* [What this task involves] Below are records; copy exactly the line containing "What data populates" and every line after it, through the last.

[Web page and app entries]
--- START ---

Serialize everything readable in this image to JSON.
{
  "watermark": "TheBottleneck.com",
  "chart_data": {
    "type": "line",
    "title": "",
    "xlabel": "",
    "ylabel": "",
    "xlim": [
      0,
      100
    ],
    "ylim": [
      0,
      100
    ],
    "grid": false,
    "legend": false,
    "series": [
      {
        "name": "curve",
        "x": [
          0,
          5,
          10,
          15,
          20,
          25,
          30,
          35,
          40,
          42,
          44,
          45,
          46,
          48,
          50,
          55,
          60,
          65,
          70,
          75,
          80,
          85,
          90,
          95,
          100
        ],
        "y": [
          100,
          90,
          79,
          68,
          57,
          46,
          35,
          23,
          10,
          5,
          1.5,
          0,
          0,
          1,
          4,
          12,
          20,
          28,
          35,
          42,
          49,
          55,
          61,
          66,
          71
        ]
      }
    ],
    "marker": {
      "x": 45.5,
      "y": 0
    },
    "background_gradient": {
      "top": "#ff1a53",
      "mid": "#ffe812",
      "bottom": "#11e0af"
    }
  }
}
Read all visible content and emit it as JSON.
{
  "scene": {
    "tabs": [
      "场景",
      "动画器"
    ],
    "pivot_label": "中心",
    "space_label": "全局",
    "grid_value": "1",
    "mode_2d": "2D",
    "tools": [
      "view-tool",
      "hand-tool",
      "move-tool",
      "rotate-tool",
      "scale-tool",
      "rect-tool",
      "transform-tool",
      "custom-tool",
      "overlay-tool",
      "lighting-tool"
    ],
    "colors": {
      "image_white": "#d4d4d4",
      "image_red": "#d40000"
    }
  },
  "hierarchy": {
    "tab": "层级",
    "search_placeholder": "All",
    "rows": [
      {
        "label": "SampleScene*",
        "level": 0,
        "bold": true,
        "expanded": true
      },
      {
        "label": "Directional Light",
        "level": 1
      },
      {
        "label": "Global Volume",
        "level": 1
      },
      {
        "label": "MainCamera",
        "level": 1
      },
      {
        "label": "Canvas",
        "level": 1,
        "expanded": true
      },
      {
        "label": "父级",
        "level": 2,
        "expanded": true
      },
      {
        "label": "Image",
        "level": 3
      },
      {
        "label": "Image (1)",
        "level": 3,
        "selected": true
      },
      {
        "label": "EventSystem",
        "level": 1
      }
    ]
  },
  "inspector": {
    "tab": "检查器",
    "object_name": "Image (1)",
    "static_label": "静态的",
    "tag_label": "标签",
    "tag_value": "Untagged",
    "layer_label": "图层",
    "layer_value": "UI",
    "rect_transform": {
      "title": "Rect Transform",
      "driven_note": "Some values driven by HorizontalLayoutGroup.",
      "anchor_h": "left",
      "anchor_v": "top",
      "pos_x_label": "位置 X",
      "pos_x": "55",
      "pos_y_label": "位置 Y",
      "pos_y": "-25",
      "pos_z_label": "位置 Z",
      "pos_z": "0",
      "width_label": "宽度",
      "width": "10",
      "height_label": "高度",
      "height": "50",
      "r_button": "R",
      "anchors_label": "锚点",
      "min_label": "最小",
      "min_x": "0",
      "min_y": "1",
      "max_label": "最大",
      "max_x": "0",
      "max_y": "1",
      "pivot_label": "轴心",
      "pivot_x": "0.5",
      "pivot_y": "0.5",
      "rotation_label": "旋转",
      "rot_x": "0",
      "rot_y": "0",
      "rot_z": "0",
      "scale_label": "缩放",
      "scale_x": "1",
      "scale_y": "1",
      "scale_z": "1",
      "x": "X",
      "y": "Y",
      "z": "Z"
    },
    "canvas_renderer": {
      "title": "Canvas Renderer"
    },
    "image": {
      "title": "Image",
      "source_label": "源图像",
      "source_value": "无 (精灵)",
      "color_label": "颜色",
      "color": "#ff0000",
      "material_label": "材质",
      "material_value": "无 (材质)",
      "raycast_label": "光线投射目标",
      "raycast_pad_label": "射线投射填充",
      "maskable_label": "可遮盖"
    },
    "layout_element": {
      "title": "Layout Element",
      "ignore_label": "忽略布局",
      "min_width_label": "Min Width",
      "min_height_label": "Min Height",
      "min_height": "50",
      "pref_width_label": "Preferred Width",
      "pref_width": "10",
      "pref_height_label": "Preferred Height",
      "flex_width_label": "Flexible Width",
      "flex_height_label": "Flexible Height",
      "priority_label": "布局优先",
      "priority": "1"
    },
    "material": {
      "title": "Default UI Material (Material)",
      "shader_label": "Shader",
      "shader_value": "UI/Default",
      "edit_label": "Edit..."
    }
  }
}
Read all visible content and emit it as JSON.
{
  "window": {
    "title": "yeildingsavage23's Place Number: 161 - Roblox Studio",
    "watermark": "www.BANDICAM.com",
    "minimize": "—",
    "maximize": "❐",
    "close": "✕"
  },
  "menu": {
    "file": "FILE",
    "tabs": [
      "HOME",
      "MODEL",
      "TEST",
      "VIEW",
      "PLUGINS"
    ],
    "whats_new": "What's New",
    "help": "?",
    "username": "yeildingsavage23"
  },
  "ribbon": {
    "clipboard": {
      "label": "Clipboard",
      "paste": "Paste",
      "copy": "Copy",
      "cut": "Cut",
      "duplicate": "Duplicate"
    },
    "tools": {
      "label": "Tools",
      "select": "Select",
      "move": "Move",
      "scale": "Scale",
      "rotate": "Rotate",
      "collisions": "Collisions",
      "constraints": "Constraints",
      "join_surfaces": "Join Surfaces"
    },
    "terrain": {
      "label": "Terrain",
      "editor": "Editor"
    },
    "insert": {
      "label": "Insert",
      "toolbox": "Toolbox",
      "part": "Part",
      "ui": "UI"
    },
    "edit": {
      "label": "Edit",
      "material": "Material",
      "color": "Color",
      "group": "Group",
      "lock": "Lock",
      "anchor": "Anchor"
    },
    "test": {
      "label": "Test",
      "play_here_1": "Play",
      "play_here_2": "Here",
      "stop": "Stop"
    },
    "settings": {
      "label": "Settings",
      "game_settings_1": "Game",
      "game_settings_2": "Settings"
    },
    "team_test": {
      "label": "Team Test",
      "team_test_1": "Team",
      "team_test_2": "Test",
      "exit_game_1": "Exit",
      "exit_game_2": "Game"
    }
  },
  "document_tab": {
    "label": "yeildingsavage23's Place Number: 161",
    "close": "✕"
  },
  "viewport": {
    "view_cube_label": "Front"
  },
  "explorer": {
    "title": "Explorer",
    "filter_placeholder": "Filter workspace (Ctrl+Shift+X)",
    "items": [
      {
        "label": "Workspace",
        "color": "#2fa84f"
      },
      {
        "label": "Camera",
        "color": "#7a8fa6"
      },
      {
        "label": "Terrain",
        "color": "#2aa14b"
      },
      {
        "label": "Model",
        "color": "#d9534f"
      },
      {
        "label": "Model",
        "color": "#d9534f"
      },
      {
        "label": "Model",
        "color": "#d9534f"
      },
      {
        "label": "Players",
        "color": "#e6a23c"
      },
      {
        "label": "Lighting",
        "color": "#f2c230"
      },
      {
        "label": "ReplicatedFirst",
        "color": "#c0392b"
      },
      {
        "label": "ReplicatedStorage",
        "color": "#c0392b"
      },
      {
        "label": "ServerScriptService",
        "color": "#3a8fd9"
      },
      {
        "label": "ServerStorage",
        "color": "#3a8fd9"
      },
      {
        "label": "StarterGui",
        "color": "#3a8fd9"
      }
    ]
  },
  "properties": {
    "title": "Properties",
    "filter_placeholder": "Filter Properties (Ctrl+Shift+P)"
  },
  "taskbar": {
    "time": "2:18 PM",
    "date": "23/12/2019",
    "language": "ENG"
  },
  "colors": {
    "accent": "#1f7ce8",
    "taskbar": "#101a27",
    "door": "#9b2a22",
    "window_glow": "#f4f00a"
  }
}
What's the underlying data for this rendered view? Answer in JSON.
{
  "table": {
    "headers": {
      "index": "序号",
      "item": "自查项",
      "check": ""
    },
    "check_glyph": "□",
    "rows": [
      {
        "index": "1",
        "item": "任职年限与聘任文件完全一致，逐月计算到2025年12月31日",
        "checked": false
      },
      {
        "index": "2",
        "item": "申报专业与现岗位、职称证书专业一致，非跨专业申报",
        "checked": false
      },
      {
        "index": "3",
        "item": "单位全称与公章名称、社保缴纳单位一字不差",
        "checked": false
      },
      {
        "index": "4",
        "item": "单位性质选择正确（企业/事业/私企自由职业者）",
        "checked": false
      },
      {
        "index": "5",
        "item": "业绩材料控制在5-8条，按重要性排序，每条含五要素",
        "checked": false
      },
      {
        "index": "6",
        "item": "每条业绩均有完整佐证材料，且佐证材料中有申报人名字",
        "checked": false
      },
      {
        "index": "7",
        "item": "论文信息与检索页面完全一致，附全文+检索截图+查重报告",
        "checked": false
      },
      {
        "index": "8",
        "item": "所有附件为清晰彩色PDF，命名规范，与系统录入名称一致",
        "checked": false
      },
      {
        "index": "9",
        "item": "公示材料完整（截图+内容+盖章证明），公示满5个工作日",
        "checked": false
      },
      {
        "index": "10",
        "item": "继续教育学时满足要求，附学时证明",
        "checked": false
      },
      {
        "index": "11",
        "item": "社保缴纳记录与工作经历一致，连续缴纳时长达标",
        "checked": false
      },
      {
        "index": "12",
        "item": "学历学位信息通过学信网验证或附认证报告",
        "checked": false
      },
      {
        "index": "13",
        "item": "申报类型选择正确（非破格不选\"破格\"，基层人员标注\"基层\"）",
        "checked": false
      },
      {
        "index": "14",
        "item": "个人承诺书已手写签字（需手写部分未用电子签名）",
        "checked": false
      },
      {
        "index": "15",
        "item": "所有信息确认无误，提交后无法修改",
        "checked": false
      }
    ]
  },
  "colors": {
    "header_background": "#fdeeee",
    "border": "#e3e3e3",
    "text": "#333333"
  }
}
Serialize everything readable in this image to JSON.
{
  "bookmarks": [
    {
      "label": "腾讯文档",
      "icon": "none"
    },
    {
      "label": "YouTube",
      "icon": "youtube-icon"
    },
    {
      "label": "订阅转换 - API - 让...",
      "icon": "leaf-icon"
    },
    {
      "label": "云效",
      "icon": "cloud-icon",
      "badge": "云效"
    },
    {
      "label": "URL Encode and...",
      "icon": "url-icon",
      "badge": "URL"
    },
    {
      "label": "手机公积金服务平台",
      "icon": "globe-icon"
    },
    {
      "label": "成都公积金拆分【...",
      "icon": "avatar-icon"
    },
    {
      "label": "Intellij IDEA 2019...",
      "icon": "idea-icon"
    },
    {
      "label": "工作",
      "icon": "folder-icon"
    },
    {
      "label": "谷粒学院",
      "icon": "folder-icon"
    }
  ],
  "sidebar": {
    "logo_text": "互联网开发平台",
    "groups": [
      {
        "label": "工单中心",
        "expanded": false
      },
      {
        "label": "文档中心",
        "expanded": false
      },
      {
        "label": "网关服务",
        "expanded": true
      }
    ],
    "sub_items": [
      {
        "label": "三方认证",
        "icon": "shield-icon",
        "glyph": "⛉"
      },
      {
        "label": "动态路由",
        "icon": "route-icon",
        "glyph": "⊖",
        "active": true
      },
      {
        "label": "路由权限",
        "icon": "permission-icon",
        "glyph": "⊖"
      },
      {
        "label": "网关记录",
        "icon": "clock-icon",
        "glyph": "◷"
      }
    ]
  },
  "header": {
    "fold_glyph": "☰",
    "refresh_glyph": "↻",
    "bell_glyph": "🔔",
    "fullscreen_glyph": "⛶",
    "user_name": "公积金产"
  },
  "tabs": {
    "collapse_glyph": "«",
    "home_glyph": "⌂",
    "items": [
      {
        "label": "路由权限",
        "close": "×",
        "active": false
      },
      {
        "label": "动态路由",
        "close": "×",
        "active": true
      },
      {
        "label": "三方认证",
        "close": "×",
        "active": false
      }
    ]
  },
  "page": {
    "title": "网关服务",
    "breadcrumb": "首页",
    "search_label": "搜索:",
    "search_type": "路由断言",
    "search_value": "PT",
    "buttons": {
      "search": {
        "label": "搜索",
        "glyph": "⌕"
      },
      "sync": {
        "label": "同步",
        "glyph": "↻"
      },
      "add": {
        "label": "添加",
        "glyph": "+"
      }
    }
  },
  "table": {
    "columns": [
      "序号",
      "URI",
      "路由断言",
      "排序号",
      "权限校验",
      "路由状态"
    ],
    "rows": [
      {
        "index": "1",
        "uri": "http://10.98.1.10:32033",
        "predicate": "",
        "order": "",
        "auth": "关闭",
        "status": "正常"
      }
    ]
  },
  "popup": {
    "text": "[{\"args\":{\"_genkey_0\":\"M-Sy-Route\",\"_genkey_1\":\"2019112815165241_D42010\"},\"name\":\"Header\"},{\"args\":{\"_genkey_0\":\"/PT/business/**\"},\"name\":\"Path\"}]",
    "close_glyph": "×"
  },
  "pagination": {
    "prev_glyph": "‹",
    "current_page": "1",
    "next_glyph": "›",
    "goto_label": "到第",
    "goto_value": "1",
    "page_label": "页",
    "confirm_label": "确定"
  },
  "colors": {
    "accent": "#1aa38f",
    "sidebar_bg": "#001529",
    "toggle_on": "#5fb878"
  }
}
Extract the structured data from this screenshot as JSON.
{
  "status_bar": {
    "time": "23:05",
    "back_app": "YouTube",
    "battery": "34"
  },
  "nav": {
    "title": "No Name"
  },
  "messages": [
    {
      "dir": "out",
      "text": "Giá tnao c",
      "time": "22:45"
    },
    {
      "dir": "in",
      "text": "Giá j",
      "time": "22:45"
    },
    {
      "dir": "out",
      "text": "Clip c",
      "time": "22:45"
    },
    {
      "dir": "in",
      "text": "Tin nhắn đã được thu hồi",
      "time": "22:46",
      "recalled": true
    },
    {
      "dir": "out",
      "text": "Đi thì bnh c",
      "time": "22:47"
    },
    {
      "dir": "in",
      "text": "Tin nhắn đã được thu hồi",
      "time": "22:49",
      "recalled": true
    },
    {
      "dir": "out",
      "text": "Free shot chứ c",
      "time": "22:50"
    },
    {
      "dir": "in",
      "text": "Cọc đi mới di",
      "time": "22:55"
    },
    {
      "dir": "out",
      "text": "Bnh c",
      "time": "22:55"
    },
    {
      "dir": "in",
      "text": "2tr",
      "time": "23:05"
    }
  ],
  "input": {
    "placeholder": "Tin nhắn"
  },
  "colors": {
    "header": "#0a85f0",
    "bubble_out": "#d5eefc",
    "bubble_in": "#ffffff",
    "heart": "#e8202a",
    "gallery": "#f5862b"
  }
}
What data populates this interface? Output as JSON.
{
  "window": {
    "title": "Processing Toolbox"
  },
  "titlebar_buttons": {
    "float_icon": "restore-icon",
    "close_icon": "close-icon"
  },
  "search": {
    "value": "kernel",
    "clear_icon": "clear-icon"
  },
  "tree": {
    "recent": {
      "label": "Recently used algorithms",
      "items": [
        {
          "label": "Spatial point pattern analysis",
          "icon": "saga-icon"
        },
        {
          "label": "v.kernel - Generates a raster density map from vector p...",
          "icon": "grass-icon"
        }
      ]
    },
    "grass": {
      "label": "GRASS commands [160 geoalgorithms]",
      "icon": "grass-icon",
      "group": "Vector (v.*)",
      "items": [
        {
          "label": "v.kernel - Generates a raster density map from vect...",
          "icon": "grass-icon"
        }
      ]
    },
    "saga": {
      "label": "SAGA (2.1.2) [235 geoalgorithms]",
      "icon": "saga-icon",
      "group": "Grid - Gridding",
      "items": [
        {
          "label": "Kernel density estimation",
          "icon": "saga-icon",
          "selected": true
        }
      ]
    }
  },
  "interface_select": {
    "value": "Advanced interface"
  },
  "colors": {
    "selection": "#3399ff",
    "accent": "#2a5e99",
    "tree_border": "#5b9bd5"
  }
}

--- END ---

* [Answer box]
What data populates this interface? Output as JSON.
{
  "window": {
    "title": "Processing Toolbox"
  },
  "titlebar_buttons": {
    "float_icon": "restore-icon",
    "close_icon": "close-icon"
  },
  "search": {
    "value": "kernel",
    "clear_icon": "clear-icon"
  },
  "tree": {
    "recent": {
      "label": "Recently used algorithms",
      "items": [
        {
          "label": "Spatial point pattern analysis",
          "icon": "saga-icon"
        },
        {
          "label": "v.kernel - Generates a raster density map from vector p...",
          "icon": "grass-icon"
        }
      ]
    },
    "grass": {
      "label": "GRASS commands [160 geoalgorithms]",
      "icon": "grass-icon",
      "group": "Vector (v.*)",
      "items": [
        {
          "label": "v.kernel - Generates a raster density map from vect...",
          "icon": "grass-icon"
        }
      ]
    },
    "saga": {
      "label": "SAGA (2.1.2) [235 geoalgorithms]",
      "icon": "saga-icon",
      "group": "Grid - Gridding",
      "items": [
        {
          "label": "Kernel density estimation",
          "icon": "saga-icon",
          "selected": true
        }
      ]
    }
  },
  "interface_select": {
    "value": "Advanced interface"
  },
  "colors": {
    "selection": "#3399ff",
    "accent": "#2a5e99",
    "tree_border": "#5b9bd5"
  }
}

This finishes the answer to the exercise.